Has anyone seen Kernel?” “Not since he jumped in the pool after the bar closed.”
It wasn’t the best way to start Nimbus Co.’s first annual strategic-planning retreat. It was 9 a.m. at the Black Fly Conference Centre, our four-star spa in the woods. Our management team was gathered there to discuss new directions and priorities. Things had started well with a wine and cheese the night before, but losing our excitable vice-president was not on the agenda.
As the search for Kernel started, I reflected on the management meeting that had brought us here. We’d been discussing a new appliance, “Hotplate for Him,” targeting men who can’t figure out a stove. Kernel and Wanda wanted to push it hard for Christmas. Scanelli and I argued for focusing on the components division, now that aerospace is showing signs of life. Betty Cash, our controller, suggested we build cash reserves to three times revenue.
We were getting nowhere because we had no long-term vision. That night, I dug up our most recent five-year plan. It referred to the potential for free trade with the U.S. and an exciting new technology called fax. I figured it was time for an update.
But we couldn’t find Kernel anywhere. Reluctantly, I asked the team to focus on our work. “He’ll turn up eventually,” I said. “Should I cancel one place for lunch?” Betty asked.
“Let’s move on,” I said, pulling out the agenda I’d drafted. “The first item is a discussion of where our industry is going. Scanelli, it’s your ball.” “Thanks, Cumulo. I’ve prepared a few slides…” “No,” I interrupted. “We’re here to talk with each other, not at each other.”
Shaken, Scanelli delivered his message in three minutes. That should teach him to read the whole memo next time.
Basically, he said that consumer markets are flat and retailers are squeezing our margins. He suggested we look to industrial markets, in which quality and dependability mean more than price. I thanked him and opened the floor to questions.
“If we’re going to talk quality and dependability, I need new machines,” said Wirtz. “We don’t have the money,” said Betty. “I think that’s one of the things we’re here to decide,” said Wanda. “Doesn’t anyone have a question?” I pleaded.
The rest of the agenda was open, so I walked over to the flip chart. “What I’d like to do is capture your ideas for new products,” I said. “Then we’ll prioritize and…” “We need to do a SWOT analysis first,” insisted Wanda. I’d hoped not to consider our strengths, weaknesses, opportunities and threats, for fear the answers would be too obvious or too painful. But I was pleasantly surprised: the team came up with several strengths, and no one called me a weakness.
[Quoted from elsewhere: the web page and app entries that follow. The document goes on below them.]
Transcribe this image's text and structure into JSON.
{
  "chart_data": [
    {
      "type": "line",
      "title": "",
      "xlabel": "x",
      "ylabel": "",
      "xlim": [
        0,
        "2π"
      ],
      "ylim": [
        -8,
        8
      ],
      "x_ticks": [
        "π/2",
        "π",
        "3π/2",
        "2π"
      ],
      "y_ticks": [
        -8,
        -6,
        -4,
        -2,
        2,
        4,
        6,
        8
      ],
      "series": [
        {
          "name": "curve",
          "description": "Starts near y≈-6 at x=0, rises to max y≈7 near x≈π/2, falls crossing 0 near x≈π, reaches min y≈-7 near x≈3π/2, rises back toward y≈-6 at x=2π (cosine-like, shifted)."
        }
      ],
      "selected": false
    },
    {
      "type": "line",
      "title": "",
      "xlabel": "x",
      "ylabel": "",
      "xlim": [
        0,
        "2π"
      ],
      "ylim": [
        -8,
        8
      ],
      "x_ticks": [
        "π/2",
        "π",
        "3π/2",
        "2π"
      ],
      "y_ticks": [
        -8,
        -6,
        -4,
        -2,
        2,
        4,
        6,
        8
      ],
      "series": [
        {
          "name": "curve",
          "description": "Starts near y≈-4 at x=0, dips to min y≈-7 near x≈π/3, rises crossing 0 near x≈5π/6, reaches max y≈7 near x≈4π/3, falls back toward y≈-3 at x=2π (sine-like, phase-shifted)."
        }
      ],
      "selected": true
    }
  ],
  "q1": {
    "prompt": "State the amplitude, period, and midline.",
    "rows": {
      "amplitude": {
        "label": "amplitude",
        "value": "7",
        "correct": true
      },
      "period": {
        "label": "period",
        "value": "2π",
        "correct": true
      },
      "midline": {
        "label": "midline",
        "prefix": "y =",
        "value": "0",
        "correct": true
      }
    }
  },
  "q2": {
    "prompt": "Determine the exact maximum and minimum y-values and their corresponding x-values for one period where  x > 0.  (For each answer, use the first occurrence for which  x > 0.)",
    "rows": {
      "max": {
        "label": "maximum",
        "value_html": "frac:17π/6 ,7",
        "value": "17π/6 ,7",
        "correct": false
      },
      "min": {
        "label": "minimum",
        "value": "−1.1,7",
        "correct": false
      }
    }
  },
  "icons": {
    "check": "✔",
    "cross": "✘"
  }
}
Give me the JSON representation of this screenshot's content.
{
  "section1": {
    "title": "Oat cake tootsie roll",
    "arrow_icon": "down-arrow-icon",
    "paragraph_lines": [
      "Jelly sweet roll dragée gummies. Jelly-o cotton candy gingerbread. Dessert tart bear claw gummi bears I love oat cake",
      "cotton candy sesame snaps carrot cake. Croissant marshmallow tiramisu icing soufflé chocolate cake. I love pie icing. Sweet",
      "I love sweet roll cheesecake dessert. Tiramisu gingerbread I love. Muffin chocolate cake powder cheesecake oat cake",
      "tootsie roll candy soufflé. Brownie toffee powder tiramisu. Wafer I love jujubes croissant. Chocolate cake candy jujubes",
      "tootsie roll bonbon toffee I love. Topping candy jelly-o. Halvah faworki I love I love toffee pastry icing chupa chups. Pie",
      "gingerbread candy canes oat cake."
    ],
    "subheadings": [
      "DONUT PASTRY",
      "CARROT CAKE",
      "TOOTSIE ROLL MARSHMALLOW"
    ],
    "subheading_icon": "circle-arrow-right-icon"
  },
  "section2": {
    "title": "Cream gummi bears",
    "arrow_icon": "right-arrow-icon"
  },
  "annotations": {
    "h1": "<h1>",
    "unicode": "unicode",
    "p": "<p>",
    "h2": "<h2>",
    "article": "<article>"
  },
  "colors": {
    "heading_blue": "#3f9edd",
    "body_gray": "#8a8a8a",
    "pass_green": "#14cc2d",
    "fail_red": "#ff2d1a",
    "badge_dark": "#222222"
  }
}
Just then, a mud-caked Kernel crashed into the room. “Sorry I’m late,” he said. “I went out for a run and fell into a bog. And the more I struggled to get free, the deeper I slipped into the muck.” “Man,” said Scanelli, “that sounds familiar.”
“So what did you do?” asked Wanda. “I stopped struggling,” said Kernel. “I looked deep inside and focused. Then I took a few baby steps forward till I found solid ground. I slowly eased my way out of the bog and onto the path. But by this time I didn’t know which way to go…”
“Enough,” I said. “Kernel, I’m glad you’re alive. But we’re trying to talk business here…” “Wait,” Wanda spoke up. “I think there’s a message in his story. What happened next?”
“Well, the hotel daycare group came along and pointed my way back,” said Kernel. “One of those four-year-olds had a great sense of direction.” “Maybe we can we hire him as a guest speaker,” grumbled Wirtz.
That was the end. I’d hoped to spend the afternoon on competitive assessments, but the mood was shot. We played water polo till dinner.
At home the next day, I told Cirrus the whole story. “Of course your meeting tanked,” she sighed. “I count at least seven mistakes you made in running it.” “Like what?” I said. “Just ask your readers,” said Cirrus. “They’ll know.”